Required work –
Everything in the records below should be set down again, word for word.

Dataset entries –

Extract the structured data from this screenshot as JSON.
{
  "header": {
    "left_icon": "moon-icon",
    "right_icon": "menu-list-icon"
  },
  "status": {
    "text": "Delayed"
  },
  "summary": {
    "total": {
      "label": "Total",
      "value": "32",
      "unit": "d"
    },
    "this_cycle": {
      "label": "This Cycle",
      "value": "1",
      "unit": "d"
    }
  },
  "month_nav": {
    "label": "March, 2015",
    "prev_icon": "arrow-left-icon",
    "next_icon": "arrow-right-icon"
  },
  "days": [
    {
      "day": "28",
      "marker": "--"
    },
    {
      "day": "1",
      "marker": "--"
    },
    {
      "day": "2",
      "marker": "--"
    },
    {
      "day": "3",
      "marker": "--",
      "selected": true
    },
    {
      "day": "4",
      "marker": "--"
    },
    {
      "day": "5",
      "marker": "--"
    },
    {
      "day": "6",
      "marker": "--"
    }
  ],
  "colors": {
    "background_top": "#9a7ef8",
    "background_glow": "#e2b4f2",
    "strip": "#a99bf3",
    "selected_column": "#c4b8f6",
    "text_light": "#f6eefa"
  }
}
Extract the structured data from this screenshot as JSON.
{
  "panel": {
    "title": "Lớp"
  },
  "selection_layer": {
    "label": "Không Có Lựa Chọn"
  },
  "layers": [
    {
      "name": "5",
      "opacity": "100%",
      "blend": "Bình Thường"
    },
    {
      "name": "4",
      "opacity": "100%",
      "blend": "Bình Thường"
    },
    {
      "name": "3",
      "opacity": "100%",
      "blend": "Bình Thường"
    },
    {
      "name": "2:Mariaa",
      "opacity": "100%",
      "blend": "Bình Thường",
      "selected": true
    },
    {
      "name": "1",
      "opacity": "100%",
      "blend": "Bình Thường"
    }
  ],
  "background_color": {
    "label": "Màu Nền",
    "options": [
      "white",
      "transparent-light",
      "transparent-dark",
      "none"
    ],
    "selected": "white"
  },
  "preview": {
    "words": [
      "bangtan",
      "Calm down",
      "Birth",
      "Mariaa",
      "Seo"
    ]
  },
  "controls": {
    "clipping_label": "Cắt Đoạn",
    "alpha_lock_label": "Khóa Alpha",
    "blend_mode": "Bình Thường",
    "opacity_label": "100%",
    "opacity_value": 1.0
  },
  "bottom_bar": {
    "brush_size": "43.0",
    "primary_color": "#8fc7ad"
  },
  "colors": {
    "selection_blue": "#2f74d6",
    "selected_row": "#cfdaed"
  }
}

Task response –
Extract the structured data from this screenshot as JSON.
{
  "header": {
    "left_icon": "moon-icon",
    "right_icon": "menu-list-icon"
  },
  "status": {
    "text": "Delayed"
  },
  "summary": {
    "total": {
      "label": "Total",
      "value": "32",
      "unit": "d"
    },
    "this_cycle": {
      "label": "This Cycle",
      "value": "1",
      "unit": "d"
    }
  },
  "month_nav": {
    "label": "March, 2015",
    "prev_icon": "arrow-left-icon",
    "next_icon": "arrow-right-icon"
  },
  "days": [
    {
      "day": "28",
      "marker": "--"
    },
    {
      "day": "1",
      "marker": "--"
    },
    {
      "day": "2",
      "marker": "--"
    },
    {
      "day": "3",
      "marker": "--",
      "selected": true
    },
    {
      "day": "4",
      "marker": "--"
    },
    {
      "day": "5",
      "marker": "--"
    },
    {
      "day": "6",
      "marker": "--"
    }
  ],
  "colors": {
    "background_top": "#9a7ef8",
    "background_glow": "#e2b4f2",
    "strip": "#a99bf3",
    "selected_column": "#c4b8f6",
    "text_light": "#f6eefa"
  }
}
Extract the structured data from this screenshot as JSON.
{
  "panel": {
    "title": "Lớp"
  },
  "selection_layer": {
    "label": "Không Có Lựa Chọn"
  },
  "layers": [
    {
      "name": "5",
      "opacity": "100%",
      "blend": "Bình Thường"
    },
    {
      "name": "4",
      "opacity": "100%",
      "blend": "Bình Thường"
    },
    {
      "name": "3",
      "opacity": "100%",
      "blend": "Bình Thường"
    },
    {
      "name": "2:Mariaa",
      "opacity": "100%",
      "blend": "Bình Thường",
      "selected": true
    },
    {
      "name": "1",
      "opacity": "100%",
      "blend": "Bình Thường"
    }
  ],
  "background_color": {
    "label": "Màu Nền",
    "options": [
      "white",
      "transparent-light",
      "transparent-dark",
      "none"
    ],
    "selected": "white"
  },
  "preview": {
    "words": [
      "bangtan",
      "Calm down",
      "Birth",
      "Mariaa",
      "Seo"
    ]
  },
  "controls": {
    "clipping_label": "Cắt Đoạn",
    "alpha_lock_label": "Khóa Alpha",
    "blend_mode": "Bình Thường",
    "opacity_label": "100%",
    "opacity_value": 1.0
  },
  "bottom_bar": {
    "brush_size": "43.0",
    "primary_color": "#8fc7ad"
  },
  "colors": {
    "selection_blue": "#2f74d6",
    "selected_row": "#cfdaed"
  }
}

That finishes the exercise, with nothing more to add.